Bruno Fischer (1908-1992) was a crime fiction author who, in a more just world, would be better known today because his books were consistently great. Case in point: “The Pigskin Bag.” The short novel began its life in 1946 when it was published in “Mercury Mystery” for 25 cents. It later achieved life as a hardcover and several iterations of paperbacks, including the 1955 Dell edition pictured here. Sadly, it has not been released legally as an eBook, so you’re stuck with paper if you want to read it.

Adam Breen, our sarcastic narrator, is a car salesman and U.S. Army vet living and working in Brooklyn. One evening, he notices a small pigskin suitcase on the backseat floor of the vehicle his wife has been driving. The bag is locked, and it’s heavy as hell as Adam lugs it inside his modest townhome.
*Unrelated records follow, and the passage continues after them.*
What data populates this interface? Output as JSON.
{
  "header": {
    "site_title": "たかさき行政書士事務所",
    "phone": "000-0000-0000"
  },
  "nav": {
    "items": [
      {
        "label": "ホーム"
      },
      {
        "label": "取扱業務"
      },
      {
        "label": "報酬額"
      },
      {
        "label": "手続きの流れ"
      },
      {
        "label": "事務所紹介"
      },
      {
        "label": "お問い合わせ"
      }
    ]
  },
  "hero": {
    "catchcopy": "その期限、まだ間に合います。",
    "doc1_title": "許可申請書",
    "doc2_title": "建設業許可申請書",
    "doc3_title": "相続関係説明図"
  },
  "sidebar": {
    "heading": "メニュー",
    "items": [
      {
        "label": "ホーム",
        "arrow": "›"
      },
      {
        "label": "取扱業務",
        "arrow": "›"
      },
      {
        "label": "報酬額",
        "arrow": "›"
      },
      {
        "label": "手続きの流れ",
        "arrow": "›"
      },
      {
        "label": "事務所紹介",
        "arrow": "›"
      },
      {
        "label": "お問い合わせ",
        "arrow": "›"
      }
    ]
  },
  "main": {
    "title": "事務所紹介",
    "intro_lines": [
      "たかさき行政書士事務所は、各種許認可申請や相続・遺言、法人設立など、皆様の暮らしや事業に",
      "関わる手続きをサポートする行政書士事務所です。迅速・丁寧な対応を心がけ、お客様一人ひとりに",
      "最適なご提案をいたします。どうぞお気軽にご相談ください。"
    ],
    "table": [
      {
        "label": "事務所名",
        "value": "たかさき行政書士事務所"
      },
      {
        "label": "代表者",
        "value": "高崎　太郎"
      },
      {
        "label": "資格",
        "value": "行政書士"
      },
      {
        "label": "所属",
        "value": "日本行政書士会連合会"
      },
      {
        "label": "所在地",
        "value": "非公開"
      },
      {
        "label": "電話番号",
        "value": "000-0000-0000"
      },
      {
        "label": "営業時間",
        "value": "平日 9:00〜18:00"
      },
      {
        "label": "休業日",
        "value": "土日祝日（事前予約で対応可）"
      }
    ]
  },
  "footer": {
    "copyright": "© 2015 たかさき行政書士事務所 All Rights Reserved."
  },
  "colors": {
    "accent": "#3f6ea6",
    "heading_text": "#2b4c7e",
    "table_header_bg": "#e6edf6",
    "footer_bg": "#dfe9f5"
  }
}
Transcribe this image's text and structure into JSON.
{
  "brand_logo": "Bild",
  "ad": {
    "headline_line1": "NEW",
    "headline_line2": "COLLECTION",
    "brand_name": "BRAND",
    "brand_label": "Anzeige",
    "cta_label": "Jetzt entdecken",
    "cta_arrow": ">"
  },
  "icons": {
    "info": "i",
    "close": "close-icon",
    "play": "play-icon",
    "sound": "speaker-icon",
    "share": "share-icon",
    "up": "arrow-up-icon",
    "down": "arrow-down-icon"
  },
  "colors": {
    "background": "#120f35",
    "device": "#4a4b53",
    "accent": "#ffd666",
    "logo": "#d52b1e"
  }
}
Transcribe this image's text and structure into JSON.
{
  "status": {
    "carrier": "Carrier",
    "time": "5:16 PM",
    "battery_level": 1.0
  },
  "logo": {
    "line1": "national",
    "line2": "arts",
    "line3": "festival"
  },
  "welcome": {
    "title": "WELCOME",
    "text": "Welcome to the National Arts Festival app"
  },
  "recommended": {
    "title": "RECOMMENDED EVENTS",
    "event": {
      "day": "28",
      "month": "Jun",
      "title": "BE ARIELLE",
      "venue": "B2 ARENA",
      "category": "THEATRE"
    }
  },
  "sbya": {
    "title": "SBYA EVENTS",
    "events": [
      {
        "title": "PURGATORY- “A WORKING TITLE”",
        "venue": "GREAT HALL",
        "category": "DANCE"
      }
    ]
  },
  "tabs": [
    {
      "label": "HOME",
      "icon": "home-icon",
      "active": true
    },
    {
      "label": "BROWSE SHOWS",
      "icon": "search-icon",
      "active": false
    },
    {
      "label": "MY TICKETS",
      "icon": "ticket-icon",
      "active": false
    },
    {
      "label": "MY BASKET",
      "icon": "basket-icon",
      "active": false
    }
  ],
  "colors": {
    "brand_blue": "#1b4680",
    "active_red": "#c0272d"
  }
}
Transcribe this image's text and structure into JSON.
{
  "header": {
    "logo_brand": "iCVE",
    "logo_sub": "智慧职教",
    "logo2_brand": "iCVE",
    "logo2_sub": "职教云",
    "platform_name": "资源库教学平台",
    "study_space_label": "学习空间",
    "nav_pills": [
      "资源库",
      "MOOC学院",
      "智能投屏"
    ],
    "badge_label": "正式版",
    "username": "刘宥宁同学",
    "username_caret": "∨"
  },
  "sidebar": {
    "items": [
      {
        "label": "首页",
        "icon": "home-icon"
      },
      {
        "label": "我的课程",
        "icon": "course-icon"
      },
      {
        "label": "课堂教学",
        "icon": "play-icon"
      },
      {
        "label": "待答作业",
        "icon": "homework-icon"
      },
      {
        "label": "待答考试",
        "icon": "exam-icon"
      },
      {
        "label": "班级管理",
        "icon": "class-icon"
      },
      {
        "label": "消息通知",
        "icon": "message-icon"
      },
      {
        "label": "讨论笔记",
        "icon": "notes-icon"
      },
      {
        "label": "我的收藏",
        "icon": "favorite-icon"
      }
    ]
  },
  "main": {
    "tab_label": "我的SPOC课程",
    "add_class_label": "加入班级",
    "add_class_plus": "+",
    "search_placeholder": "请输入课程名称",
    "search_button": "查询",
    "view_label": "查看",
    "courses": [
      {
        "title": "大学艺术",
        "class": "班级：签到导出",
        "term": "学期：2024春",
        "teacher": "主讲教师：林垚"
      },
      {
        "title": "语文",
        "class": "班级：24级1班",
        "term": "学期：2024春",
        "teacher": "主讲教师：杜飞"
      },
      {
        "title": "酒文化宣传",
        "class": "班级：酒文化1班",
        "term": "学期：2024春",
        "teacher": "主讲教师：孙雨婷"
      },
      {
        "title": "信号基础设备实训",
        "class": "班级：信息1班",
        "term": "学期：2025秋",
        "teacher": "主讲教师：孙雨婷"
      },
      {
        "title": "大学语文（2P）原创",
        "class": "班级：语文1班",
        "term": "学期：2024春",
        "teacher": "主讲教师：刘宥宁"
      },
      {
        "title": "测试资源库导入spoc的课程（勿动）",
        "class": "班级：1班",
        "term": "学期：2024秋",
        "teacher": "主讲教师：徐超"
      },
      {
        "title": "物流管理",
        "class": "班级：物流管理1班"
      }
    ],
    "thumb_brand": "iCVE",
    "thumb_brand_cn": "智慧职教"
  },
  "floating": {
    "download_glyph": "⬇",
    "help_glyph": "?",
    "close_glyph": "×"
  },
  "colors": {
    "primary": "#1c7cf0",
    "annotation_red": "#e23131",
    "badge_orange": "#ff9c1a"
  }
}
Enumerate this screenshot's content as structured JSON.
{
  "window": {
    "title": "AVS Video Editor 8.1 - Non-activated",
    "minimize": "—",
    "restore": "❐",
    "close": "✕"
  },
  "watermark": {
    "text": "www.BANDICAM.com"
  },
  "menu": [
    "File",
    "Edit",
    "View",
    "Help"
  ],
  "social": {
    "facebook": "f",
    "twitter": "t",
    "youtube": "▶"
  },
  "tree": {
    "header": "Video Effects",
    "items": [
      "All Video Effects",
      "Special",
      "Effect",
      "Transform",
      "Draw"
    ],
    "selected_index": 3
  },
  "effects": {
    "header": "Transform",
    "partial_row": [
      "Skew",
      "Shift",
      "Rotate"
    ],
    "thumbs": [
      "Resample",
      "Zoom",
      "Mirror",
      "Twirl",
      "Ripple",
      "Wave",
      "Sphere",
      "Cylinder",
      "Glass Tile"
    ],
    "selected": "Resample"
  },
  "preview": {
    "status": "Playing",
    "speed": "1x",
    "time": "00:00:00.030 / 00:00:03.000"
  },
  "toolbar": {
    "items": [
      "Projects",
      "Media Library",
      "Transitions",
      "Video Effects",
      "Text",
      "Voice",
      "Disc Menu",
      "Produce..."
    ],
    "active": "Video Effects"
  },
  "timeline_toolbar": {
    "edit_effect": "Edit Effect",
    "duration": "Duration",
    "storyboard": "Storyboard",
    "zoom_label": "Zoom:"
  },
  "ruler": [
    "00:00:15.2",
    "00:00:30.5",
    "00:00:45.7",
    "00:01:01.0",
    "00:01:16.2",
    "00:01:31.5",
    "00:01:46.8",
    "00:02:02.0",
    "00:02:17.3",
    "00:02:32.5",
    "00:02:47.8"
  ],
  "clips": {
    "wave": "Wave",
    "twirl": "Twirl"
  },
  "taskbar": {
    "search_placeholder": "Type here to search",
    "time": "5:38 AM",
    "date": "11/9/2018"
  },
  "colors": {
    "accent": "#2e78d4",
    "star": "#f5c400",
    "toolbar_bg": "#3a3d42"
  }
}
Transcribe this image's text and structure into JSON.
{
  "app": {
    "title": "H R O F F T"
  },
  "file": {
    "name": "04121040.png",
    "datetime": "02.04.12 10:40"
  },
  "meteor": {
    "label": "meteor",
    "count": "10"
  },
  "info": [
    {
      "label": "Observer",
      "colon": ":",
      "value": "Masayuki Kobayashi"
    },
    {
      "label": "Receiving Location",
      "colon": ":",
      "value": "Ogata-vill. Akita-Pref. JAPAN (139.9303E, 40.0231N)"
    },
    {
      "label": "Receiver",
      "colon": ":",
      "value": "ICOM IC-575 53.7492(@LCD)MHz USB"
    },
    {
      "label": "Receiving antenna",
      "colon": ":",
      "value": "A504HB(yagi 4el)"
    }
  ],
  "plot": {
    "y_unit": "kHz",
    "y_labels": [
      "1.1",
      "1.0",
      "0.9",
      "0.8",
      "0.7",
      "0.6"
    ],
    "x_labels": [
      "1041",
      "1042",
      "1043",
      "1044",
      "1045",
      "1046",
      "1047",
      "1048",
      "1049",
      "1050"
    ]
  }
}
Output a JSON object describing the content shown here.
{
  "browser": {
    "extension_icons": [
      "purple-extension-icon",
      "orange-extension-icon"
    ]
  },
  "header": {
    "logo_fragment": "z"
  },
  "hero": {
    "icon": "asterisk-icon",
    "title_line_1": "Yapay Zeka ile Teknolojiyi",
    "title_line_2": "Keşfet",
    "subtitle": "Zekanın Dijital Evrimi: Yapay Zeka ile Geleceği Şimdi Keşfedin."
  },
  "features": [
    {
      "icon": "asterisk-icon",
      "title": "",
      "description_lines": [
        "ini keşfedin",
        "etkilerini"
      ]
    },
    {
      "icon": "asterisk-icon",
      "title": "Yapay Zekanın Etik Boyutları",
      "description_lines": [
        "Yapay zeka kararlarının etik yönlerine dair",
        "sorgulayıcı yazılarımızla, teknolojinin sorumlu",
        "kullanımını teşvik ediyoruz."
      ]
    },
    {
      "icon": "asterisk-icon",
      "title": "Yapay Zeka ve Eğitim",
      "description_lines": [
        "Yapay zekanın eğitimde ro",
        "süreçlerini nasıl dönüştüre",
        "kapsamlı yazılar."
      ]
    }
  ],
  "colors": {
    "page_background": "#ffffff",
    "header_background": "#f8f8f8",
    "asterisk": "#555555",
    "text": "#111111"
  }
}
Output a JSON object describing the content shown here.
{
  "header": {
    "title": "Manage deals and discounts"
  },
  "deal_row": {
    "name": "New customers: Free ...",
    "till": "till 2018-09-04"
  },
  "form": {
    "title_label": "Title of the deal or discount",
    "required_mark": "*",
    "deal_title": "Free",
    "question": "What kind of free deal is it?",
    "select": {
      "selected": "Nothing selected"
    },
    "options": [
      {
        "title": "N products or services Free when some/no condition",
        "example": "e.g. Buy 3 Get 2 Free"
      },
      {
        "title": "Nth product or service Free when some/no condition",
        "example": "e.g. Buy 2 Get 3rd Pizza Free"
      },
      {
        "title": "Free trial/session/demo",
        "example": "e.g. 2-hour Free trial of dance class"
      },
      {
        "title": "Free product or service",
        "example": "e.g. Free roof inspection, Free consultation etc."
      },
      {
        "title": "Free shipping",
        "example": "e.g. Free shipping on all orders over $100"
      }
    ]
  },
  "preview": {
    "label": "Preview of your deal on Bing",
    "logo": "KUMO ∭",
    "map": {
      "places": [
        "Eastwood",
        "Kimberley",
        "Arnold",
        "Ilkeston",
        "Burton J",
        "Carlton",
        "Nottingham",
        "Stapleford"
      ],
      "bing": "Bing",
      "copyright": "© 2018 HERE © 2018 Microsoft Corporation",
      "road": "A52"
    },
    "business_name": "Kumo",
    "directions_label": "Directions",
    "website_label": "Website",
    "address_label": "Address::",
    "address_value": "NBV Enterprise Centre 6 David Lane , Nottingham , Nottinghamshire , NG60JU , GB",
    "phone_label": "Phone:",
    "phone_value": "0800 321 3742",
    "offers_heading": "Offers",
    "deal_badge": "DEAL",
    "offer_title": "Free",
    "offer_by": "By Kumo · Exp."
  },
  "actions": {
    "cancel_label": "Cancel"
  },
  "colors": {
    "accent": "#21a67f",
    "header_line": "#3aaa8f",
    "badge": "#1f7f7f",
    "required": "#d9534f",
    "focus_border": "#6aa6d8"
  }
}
Upon arrival, his wife is acting suspicious as all hell. What the heck is going on here?

That’s the central question of the paperback. I won’t spoil the wife’s incredible story about how the pigskin bag wound up in the car, but it begs a lot more questions. Fortunately, we are in good hands with Bruno Fischer guiding us though the quickly-unfolding mysteries of the bag and it’s mysterious contents. Everyone wants the damn thing, and some are willing to kill for it.

Of course, the cops don’t buy Adam’s innocent bystander routine. They think he knows what’s inside the bag and where it’s stashed. As often happens in noir novels of this nature, it’s incumbent on Adam to solve the mystery of the pigskin bag and the murders occurring in its wake to clear his own good name and resume his life.

There’s some great violence in this book - bone crunching, close-quarters, face smashing stuff. However, there is no vintage paperback sex because it was written in 1946 before sex was invented. “The Pigskin Bag” (the novel, not the satchel) does contain way too many characters, and I needed a cheat sheet to keep all the cops, crooks, and red herrings straight.

At the novel’s conclusion, we get to learn what’s inside the McGuffin - I mean pigskin bag, - as well as who committed the murders, and what all the fuss was about. It was a satisfying ending to a satisfying mystery paperback. Perhaps it wasn’t a masterpiece of the genre - or even among Fischer’s greatest hits - but if you can find a copy cheap and want to kill a couple hours, you’ll certainly enjoy “The Pigskin Bag.”

Buy a copy of this book HERE